Start your day with The Independent, sign up for daily news emails
News
news
Arts and Entertainment
tvPoldark production team claims innocence of viewers' ab frenzy
Life and Style
Google marks the 81st anniversary of the Loch Ness Monster's most famous photograph
techIt's the 81st anniversary of THAT iconic photograph
News
Katie Hopkins makes a living out of courting controversy
people
Have you tried new the Independent Digital Edition apps?
ebooks
ebooksA special investigation by Andy McSmith
  • Get to the point
Latest stories from i100
Have you tried new the Independent Digital Edition apps?
Independent Dating
and  

By clicking 'Search' you
are agreeing to our
Terms of Use.

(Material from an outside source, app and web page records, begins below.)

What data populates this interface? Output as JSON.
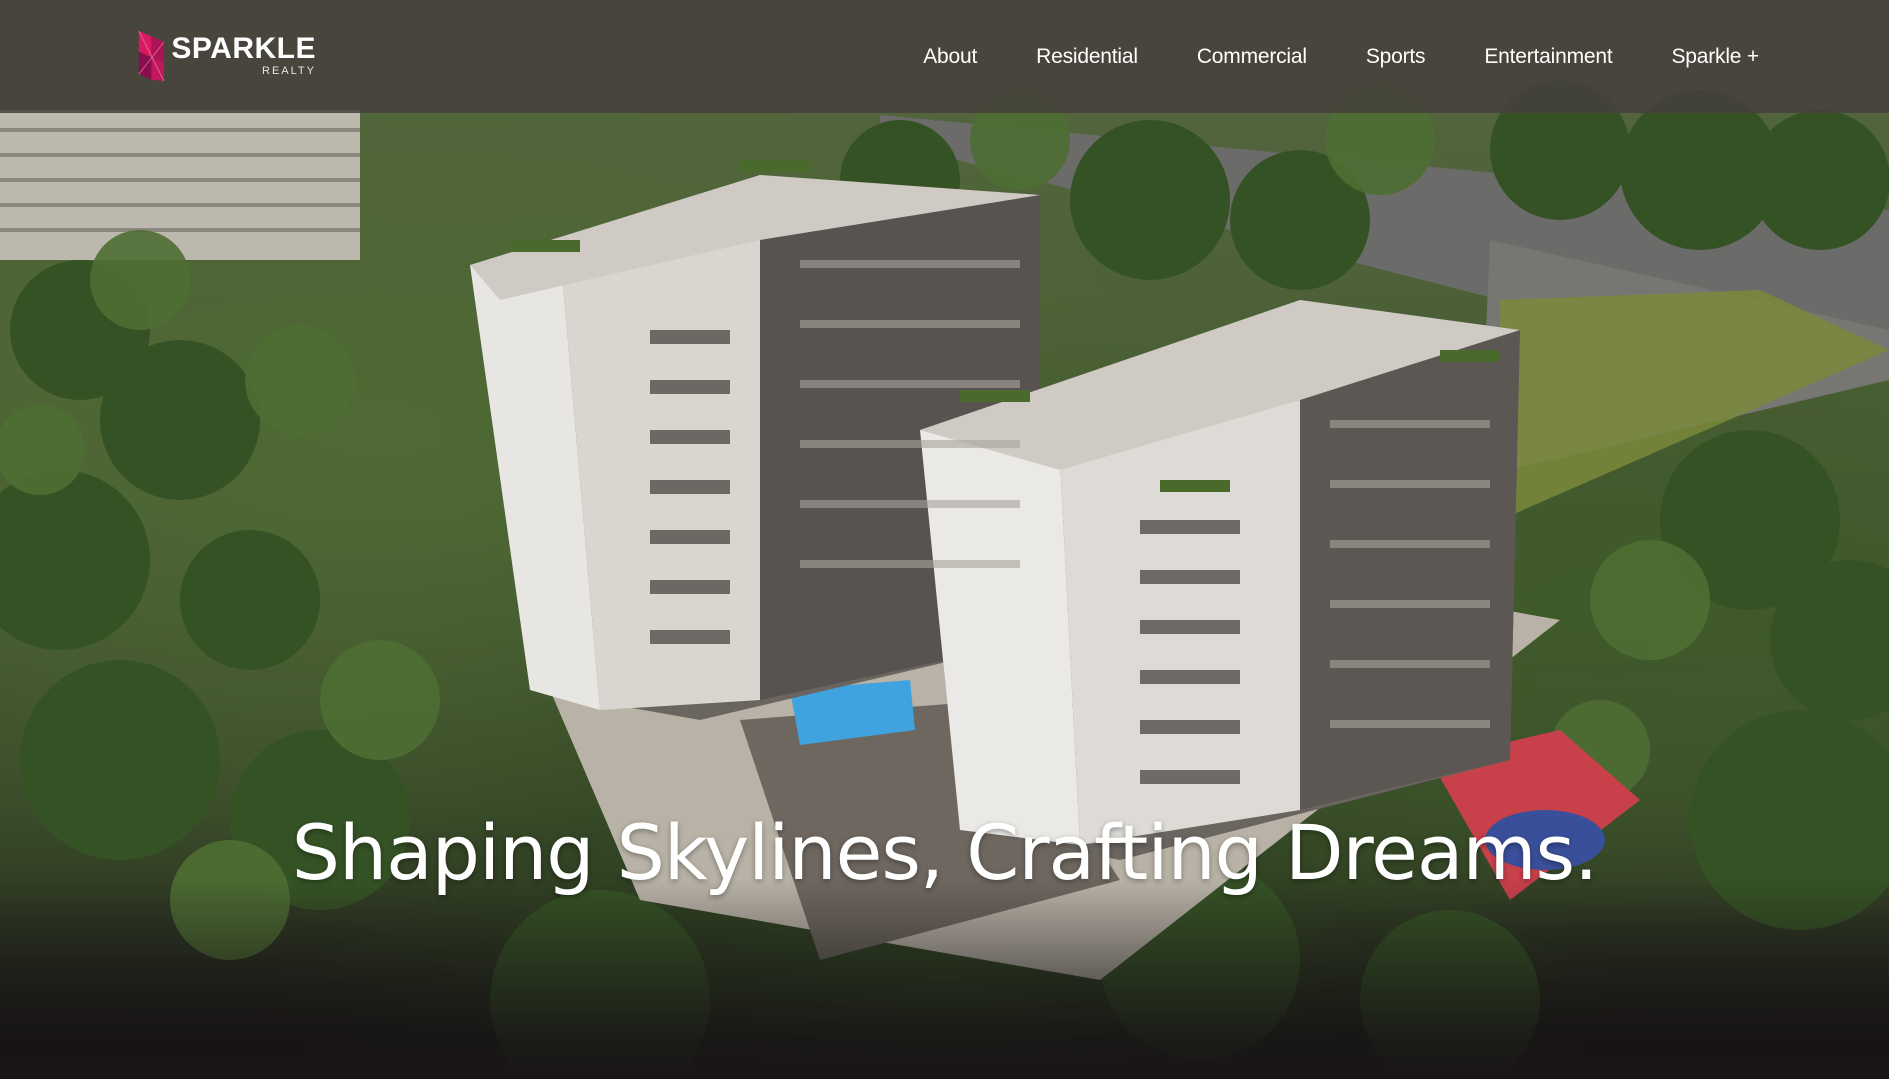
{
  "brand": {
    "name": "SPARKLE",
    "subtitle": "REALTY",
    "accent_color": "#c2185b"
  },
  "nav": {
    "items": [
      {
        "label": "About"
      },
      {
        "label": "Residential"
      },
      {
        "label": "Commercial"
      },
      {
        "label": "Sports"
      },
      {
        "label": "Entertainment"
      },
      {
        "label": "Sparkle +"
      }
    ]
  },
  "hero": {
    "headline": "Shaping Skylines, Crafting Dreams.",
    "image_alt": "aerial-render-residential-towers"
  }
}
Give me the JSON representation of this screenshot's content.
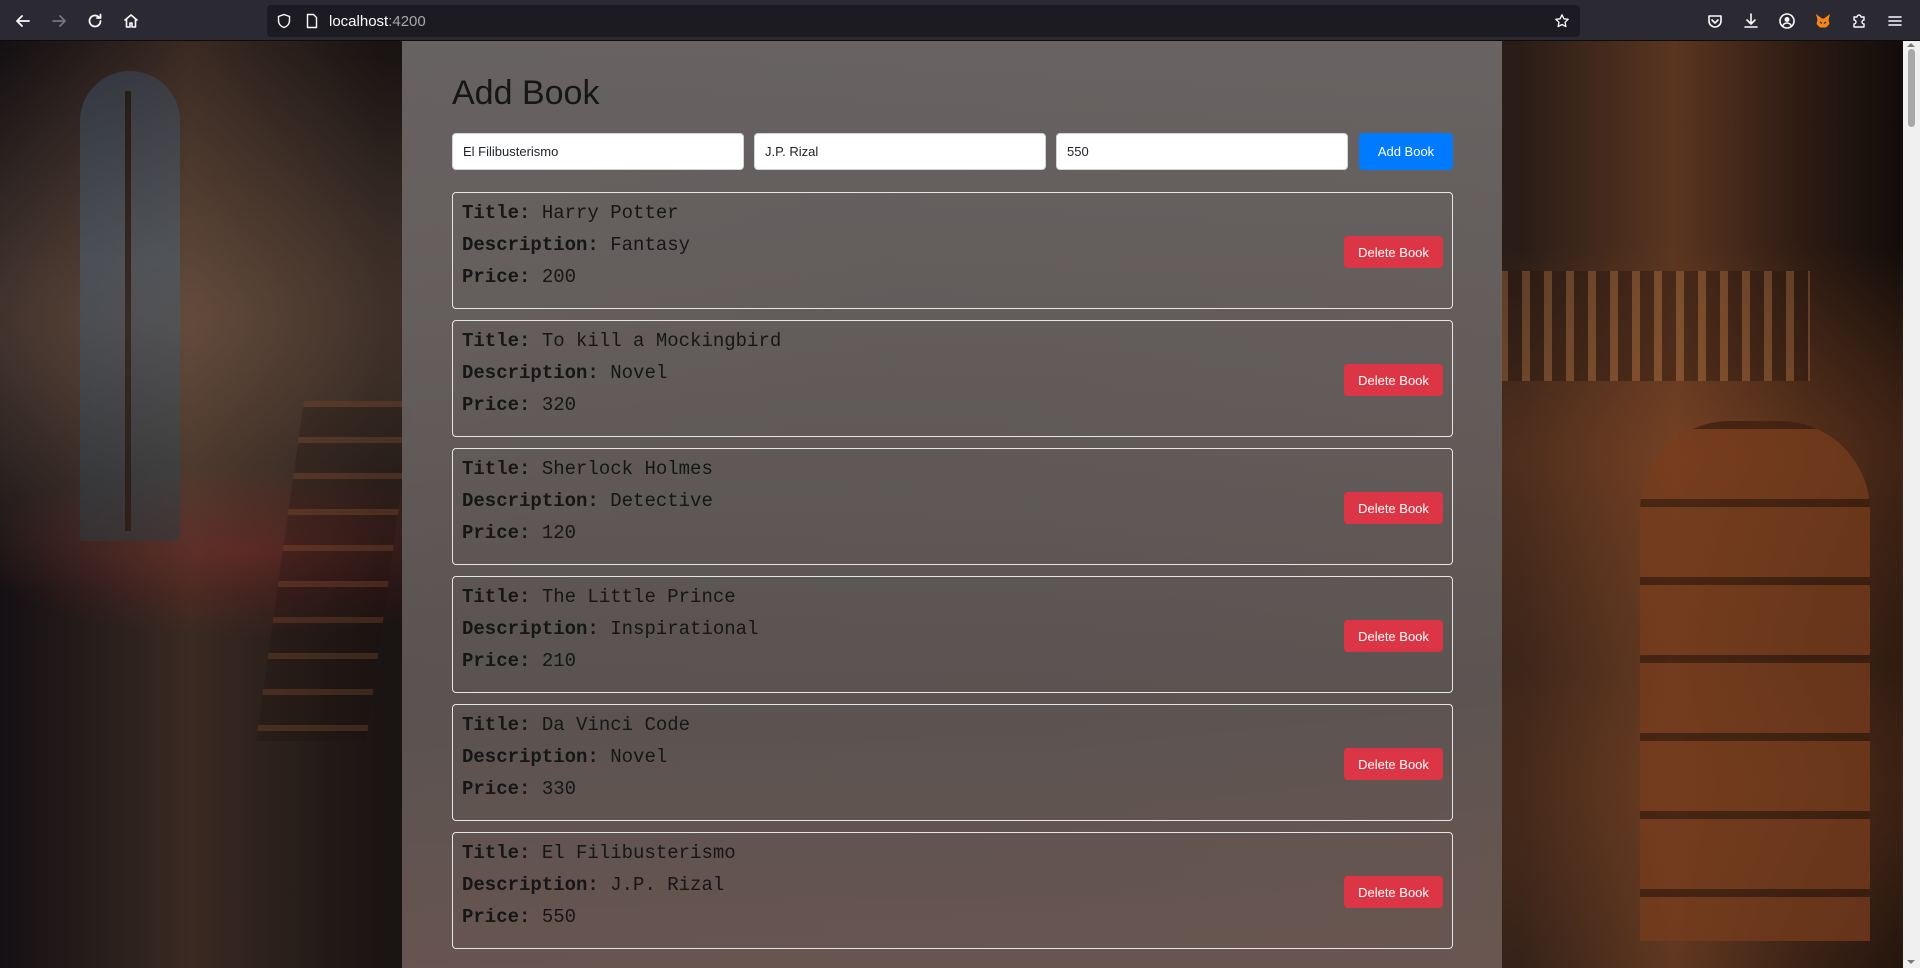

iJobs Job Widget
iJobs General

Recruitment Genius: Sales Executive - OTE £38,000

£16000 - £38000 per annum: Recruitment Genius: Due to continued expansion, an ...

Ashdown Group: Senior .Net Developer - Kingston Upon Thames, Surrey

£65000 - £70000 per annum + benefits : Ashdown Group: A long-established, tech...

Ashdown Group: Editor-in-chief - Financial Services - City, London

£60000 - £70000 per annum + benefits : Ashdown Group: A highly successful, glo...

Ashdown Group: Software Development Project Manager - Kingston Upon Thames

£55000 - £60000 per annum + benefits : Ashdown Group: Experienced Software Dev...

Day In a Page

Revealed: Why Mohammed Emwazi chose the 'safe option' of fighting for Isis, rather than following his friends to al-Shabaab in Somalia

Why Mohammed Emwazi chose Isis

His friends were betrayed and killed by al-Shabaab
'The solution can never be to impassively watch on while desperate people drown'
An open letter to David Cameron: Building fortress Europe has had deadly results

Open letter to David Cameron

Building the walls of fortress Europe has had deadly results
Tory candidates' tweets not as 'spontaneous' as they seem - you don't say!

You don't say!

Tory candidates' election tweets not as 'spontaneous' as they appear
Mubi: Netflix for people who want to stop just watching trash

So what is Mubi?

Netflix for people who want to stop just watching trash all the time
The impossible job: how to follow Kevin Spacey?

The hardest job in theatre?

How to follow Kevin Spacey
Armenian genocide: To continue to deny the truth of this mass human cruelty is close to a criminal lie

Armenian genocide and the 'good Turks'

To continue to deny the truth of this mass human cruelty is close to a criminal lie
Lou Reed: The truth about the singer's upbringing beyond the biographers' and memoirists' myths

'Lou needed care, but what he got was ECT'

The truth about the singer's upbringing beyond
Migrant boat disaster: This human tragedy has been brewing for four years and EU states can't say they were not warned

This human tragedy has been brewing for years

EU states can't say they were not warned
Women's sportswear: From tackling a marathon to a jog in the park, the right kit can help

Women's sportswear

From tackling a marathon to a jog in the park, the right kit can help
Hillary Clinton's outfits will be as important as her policies in her presidential bid

Clinton's clothes

Like it or not, her outfits will be as important as her policies
NHS struggling to monitor the safety and efficacy of its services outsourced to private providers

Who's monitoring the outsourced NHS services?

A report finds that private firms are not being properly assessed for their quality of care
Zac Goldsmith: 'I'll trigger a by-election over Heathrow'

Zac Goldsmith: 'I'll trigger a by-election over Heathrow'

The Tory MP said he did not want to stand again unless his party's manifesto ruled out a third runway. But he's doing so. Watch this space
How do Greek voters feel about Syriza's backtracking on its anti-austerity pledge?

How do Greeks feel about Syriza?

Five voters from different backgrounds tell us what they expect from Syriza's charismatic leader Alexis Tsipras
From Iraq to Libya and Syria: The wars that come back to haunt us

The wars that come back to haunt us

David Cameron should not escape blame for his role in conflicts that are still raging, argues Patrick Cockburn
Sam Baker and Lauren Laverne: Too busy to surf? Head to The Pool

Too busy to surf? Head to The Pool

A new website is trying to declutter the internet to help busy women. Holly Williams meets the founders